The workshop prompt: Describe your creative process in terms of the construction of a building / structure.
I’m not what you’d call an architect. I don’t use the protractor, level, or tape measure. I eyeball it. I drag one piece of wood up against another, squint a bit, call it good or not. I rely on my gut and love a piece of warped wood for the floor if it warms the space. I have one organic impression or another—a blooming bee balm flower, a head of garlic, a bird’s nest, a summer storm, but I never draw a blue print. I just tilt my head and build from the inside out.
When the building is complete, I survey it—I tidy here, I push back a thing there, I switch this part for that part. The finished product—somewhat a misnomer, truth be told, because I’m always rearranging the furniture or art objects—is not without reflection and evaluation, but the specifics aren’t often drawn and measured before I begin; I don’t pile bricks and lumber neatly or even always ensure that I have roughly enough material to finish a project.

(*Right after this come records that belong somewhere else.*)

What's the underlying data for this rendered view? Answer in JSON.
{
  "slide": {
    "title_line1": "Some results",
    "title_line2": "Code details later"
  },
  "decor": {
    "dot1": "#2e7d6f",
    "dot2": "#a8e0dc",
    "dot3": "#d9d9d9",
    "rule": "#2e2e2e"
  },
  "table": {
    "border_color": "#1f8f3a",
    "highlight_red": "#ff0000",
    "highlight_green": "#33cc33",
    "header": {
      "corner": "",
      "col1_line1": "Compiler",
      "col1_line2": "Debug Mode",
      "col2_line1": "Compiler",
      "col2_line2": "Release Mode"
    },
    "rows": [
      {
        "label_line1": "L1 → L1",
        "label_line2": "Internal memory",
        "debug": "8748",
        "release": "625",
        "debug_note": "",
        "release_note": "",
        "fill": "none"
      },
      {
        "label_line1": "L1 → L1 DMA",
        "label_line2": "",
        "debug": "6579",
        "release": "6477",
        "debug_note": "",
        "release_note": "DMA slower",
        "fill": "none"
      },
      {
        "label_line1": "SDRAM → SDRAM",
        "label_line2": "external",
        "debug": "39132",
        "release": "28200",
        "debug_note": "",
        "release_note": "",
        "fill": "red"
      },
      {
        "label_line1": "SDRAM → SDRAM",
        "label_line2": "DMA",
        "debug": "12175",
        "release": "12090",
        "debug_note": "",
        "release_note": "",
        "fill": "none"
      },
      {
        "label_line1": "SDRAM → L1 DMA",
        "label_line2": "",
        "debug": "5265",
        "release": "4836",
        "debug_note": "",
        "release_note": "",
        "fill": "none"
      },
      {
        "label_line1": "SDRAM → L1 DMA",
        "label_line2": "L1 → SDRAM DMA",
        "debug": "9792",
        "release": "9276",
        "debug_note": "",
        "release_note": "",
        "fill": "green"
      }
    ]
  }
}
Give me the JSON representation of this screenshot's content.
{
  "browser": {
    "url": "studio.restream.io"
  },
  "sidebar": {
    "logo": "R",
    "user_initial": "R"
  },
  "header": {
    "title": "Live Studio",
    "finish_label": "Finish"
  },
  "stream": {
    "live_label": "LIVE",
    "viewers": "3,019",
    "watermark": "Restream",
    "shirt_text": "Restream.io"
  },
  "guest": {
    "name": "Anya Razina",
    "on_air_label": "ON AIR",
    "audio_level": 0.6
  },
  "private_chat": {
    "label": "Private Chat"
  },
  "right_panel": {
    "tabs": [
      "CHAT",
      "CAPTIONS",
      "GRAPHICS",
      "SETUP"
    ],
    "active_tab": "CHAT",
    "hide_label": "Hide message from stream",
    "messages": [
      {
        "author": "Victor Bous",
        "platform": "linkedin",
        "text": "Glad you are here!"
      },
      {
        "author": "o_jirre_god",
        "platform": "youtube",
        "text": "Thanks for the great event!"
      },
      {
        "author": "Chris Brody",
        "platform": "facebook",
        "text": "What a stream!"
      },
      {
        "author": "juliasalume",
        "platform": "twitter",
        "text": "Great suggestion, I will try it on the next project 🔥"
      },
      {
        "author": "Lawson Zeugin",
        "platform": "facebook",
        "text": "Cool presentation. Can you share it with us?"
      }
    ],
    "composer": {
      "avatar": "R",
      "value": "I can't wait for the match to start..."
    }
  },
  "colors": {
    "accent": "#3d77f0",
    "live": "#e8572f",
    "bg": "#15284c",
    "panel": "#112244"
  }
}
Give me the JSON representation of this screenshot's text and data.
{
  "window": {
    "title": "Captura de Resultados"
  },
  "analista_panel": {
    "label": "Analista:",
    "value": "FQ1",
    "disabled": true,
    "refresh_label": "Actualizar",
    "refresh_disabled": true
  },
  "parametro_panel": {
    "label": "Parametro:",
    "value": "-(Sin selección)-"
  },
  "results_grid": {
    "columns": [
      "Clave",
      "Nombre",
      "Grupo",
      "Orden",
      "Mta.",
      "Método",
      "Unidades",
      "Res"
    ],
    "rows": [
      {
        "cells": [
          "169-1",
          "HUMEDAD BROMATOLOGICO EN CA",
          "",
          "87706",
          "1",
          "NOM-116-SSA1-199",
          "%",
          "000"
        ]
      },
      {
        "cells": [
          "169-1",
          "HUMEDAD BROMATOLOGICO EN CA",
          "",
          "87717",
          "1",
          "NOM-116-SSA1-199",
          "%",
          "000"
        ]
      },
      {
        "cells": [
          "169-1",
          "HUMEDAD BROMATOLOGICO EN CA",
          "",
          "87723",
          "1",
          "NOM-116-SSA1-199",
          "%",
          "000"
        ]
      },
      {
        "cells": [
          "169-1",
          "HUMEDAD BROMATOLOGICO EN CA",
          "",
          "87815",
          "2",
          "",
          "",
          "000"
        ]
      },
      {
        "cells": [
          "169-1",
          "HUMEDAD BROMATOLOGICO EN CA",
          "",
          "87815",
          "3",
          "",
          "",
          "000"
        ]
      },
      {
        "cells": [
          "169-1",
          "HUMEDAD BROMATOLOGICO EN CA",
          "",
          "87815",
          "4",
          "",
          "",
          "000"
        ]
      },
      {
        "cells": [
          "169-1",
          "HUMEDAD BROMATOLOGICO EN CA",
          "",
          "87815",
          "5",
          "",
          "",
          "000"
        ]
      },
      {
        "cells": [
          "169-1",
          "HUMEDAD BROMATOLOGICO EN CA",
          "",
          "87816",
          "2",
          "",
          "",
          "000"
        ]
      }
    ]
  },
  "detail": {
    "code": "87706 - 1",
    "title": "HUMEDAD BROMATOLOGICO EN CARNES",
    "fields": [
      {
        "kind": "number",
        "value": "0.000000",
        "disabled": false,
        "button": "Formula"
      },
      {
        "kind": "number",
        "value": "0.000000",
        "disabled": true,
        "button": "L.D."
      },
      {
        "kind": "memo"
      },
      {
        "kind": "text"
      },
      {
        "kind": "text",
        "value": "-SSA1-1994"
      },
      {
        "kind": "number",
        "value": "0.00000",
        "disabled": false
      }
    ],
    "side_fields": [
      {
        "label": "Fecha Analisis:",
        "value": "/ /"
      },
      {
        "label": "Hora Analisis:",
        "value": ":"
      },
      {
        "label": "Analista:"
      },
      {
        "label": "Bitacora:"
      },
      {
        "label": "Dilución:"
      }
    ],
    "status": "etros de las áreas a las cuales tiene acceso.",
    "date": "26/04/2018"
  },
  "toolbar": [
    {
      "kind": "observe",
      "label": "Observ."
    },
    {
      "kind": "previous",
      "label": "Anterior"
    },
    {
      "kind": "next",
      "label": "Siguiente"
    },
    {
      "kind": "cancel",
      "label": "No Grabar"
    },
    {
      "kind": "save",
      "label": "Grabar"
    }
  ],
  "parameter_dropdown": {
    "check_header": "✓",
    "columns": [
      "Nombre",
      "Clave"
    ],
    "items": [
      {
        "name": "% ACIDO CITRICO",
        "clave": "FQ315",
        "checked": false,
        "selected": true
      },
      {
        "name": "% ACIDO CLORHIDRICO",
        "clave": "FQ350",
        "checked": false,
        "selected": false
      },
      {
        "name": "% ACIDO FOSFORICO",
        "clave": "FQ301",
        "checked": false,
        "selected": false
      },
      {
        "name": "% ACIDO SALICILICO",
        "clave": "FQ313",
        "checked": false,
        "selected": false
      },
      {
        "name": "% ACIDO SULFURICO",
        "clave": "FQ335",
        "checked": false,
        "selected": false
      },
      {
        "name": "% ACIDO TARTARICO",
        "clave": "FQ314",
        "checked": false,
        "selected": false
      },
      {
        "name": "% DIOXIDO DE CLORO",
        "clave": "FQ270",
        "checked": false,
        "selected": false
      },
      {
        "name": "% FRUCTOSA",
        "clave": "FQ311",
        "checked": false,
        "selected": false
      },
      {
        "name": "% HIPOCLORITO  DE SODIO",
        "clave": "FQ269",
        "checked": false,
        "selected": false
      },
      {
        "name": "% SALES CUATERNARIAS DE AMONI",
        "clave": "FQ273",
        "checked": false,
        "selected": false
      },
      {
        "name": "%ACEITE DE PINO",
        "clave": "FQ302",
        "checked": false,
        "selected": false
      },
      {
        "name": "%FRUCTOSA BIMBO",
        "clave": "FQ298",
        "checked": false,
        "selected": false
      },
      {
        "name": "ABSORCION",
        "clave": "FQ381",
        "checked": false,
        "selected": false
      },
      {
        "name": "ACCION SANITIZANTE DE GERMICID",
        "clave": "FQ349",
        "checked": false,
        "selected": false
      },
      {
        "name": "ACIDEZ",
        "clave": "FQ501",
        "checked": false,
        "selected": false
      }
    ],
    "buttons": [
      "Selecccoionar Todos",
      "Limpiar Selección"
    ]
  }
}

There are certainly drawbacks to not having a plan—the door doesn’t shut quite right, the hallway is always a little drafty; sometimes I live without a roof in spots. But I have found that the intuitive unwinding of the structures that I create from a pile of raw material I’ve collected over years often results in something rather elegant, something coherent beyond my own expectations. This window echoes an interior passage way; the house itself spirals around its staircase and on up towards the sky. Sometimes it’s startling: I find familiar jewels crammed into the gaps inherent to a process that rejects measurements. It is a strange way to build a home, but I love discovering those unintentional stripes of mottled light.